Personal Identity

Your name is more than just a catchy moniker; it’s your musical identity. It reflects your artistic persona and style. Before changing, think about whether a new name truly aligns with your identity. Consider how it resonates (or doesn’t) with your artistic vision, values, and the message you want to convey to your audience.

Brand Recognition

Your name is a brand. Changing it will confuse your existing fanbase. It disrupts the very relationships you’ve worked so hard to build. Consider the time and effort you’ve already invested in building recognition and loyalty. A sudden change could disrupt this connection and make it harder for fans to find your music in a sea of other releases.

Online Presence

Maintaining a strong online presence is crucial. A name change will unnecessarily complicate things like search engine optimization, social media handles, and create broken links–many of which cannot be fixed. Think about the impact it will have on your visibility and discoverability.

In light of all this, if you’re still dead set on changing your name, here’s a list of items that will need to be addressed:

1) Press Kit

Your bio needs to be updated. Logos need to feature the new name. Press photos need to capture the new persona (if applicable). All promotional materials available to the public need to be updated with the new name.

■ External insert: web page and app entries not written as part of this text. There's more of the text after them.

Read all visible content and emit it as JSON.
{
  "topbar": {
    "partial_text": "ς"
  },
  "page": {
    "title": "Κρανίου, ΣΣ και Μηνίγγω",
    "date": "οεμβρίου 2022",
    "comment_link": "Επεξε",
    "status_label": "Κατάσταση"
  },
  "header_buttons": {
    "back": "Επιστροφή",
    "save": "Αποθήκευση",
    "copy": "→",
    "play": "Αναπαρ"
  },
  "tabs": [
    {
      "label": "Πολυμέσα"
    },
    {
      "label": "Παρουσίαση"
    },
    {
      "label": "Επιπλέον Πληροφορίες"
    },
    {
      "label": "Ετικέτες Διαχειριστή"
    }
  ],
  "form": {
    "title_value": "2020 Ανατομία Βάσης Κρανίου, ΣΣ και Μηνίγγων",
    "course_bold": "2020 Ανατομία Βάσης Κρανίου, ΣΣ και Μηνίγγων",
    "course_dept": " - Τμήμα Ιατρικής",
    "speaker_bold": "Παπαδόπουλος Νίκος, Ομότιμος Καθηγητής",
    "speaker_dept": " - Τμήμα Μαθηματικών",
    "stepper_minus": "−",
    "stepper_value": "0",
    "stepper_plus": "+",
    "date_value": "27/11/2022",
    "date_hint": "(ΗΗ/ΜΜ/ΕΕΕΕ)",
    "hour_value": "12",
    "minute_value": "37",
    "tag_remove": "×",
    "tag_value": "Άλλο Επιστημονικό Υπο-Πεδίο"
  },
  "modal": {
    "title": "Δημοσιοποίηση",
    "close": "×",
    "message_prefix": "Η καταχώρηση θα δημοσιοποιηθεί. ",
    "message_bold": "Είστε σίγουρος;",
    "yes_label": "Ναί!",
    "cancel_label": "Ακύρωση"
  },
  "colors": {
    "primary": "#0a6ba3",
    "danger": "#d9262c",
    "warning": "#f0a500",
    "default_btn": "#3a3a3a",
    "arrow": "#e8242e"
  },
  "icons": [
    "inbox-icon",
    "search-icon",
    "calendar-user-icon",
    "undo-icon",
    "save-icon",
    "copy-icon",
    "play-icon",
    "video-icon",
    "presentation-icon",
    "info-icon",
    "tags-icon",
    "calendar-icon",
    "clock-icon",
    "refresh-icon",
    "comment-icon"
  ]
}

2) Website

Your website needs a complete overhaul. New materials and a new domain name. Other than a “formerly known as” disclaimer, there should be no evidence of your old name.

3) Social Media

It’s important to have a consistent handle on all social media platforms. Check for availability of your desired username on all platforms before announcing or starting the process of changing your name. Some places may remove any acquired verification for a time or forever if you change your handle.

4) Profile

One of the most important (yet most difficult) steps in this process will be changing your name at all of the DSPs. Your name has to be changed in the metadata of every single project you’ve released. It also needs to be changed on the projects you’ve appeared on. Those may be controlled by other parties and you will have to work with them accordingly. You’ll have to update all of your cover art. The DSPs will automatically create new profiles for you. This means you must reclaim all of your accounts (Spotify For Artists, Apple Music For Artists, Amazon for Artists, and Pandora AMP). Sometimes, we might be able to move or merge data from the old profile to the new profile. But you should never rely on this. It’s up to the person working on the operations team at each DSP. For many of the places, it’s a fact that you will be starting all over again at zero.

5) Details

It’s important to triple-check everything. Many places will need manual updating. For example, but not limited to, all music, links, TikTok sounds, SoundCloud, Discogs, Patreon, Bandcamp, and Wikipedia. Even old media posts.

6) Announce

If you have successfully made it this far, it’s time to reintroduce yourself. Post on social media, letting your fans know who you were and who you are now. Let them know why you changed the name. Use tools like Pandora AMP Artist Audio Messages and Amazon Intros to help connect listeners from the old profile to the new one. Send out a newsletter to your email list informing them of the change. Personally connect with any editors or media to let them know as well.

In some cases, changing your name is necessary, but other times, it’s just extra work and costs you the brand recognition and leverage that you’ve worked so hard to build. Be fully committed to your decision before taking the leap.

But also, never change your artist name… Please?